◆ **Exercise input**
┌────────

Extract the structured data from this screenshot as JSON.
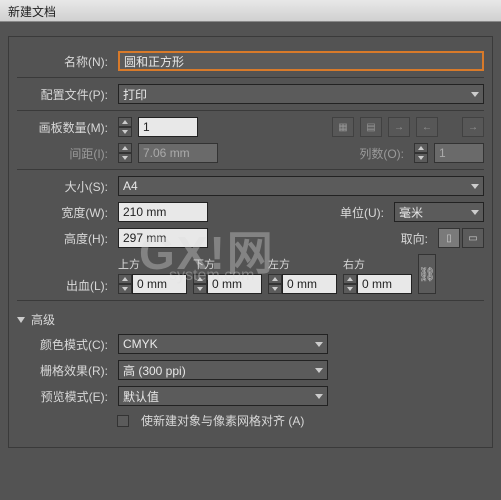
{
  "window": {
    "title": "新建文档"
  },
  "name": {
    "label": "名称(N):",
    "value": "圆和正方形"
  },
  "profile": {
    "label": "配置文件(P):",
    "value": "打印"
  },
  "artboards": {
    "label": "画板数量(M):",
    "value": "1"
  },
  "spacing": {
    "label": "间距(I):",
    "value": "7.06 mm"
  },
  "columns": {
    "label": "列数(O):",
    "value": "1"
  },
  "size": {
    "label": "大小(S):",
    "value": "A4"
  },
  "width": {
    "label": "宽度(W):",
    "value": "210 mm"
  },
  "height": {
    "label": "高度(H):",
    "value": "297 mm"
  },
  "unit": {
    "label": "单位(U):",
    "value": "毫米"
  },
  "orientation": {
    "label": "取向:"
  },
  "bleed": {
    "label": "出血(L):",
    "top": {
      "label": "上方",
      "value": "0 mm"
    },
    "bottom": {
      "label": "下方",
      "value": "0 mm"
    },
    "left": {
      "label": "左方",
      "value": "0 mm"
    },
    "right": {
      "label": "右方",
      "value": "0 mm"
    }
  },
  "advanced": {
    "label": "高级"
  },
  "colorMode": {
    "label": "颜色模式(C):",
    "value": "CMYK"
  },
  "raster": {
    "label": "栅格效果(R):",
    "value": "高 (300 ppi)"
  },
  "preview": {
    "label": "预览模式(E):",
    "value": "默认值"
  },
  "align": {
    "label": "使新建对象与像素网格对齐 (A)"
  },
  "watermark": {
    "big": "GX!网",
    "small": "system.com"
  }
}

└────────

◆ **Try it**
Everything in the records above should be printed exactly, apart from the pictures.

◆ **Task answer**
Extract the structured data from this screenshot as JSON.
{
  "window": {
    "title": "新建文档"
  },
  "name": {
    "label": "名称(N):",
    "value": "圆和正方形"
  },
  "profile": {
    "label": "配置文件(P):",
    "value": "打印"
  },
  "artboards": {
    "label": "画板数量(M):",
    "value": "1"
  },
  "spacing": {
    "label": "间距(I):",
    "value": "7.06 mm"
  },
  "columns": {
    "label": "列数(O):",
    "value": "1"
  },
  "size": {
    "label": "大小(S):",
    "value": "A4"
  },
  "width": {
    "label": "宽度(W):",
    "value": "210 mm"
  },
  "height": {
    "label": "高度(H):",
    "value": "297 mm"
  },
  "unit": {
    "label": "单位(U):",
    "value": "毫米"
  },
  "orientation": {
    "label": "取向:"
  },
  "bleed": {
    "label": "出血(L):",
    "top": {
      "label": "上方",
      "value": "0 mm"
    },
    "bottom": {
      "label": "下方",
      "value": "0 mm"
    },
    "left": {
      "label": "左方",
      "value": "0 mm"
    },
    "right": {
      "label": "右方",
      "value": "0 mm"
    }
  },
  "advanced": {
    "label": "高级"
  },
  "colorMode": {
    "label": "颜色模式(C):",
    "value": "CMYK"
  },
  "raster": {
    "label": "栅格效果(R):",
    "value": "高 (300 ppi)"
  },
  "preview": {
    "label": "预览模式(E):",
    "value": "默认值"
  },
  "align": {
    "label": "使新建对象与像素网格对齐 (A)"
  },
  "watermark": {
    "big": "GX!网",
    "small": "system.com"
  }
}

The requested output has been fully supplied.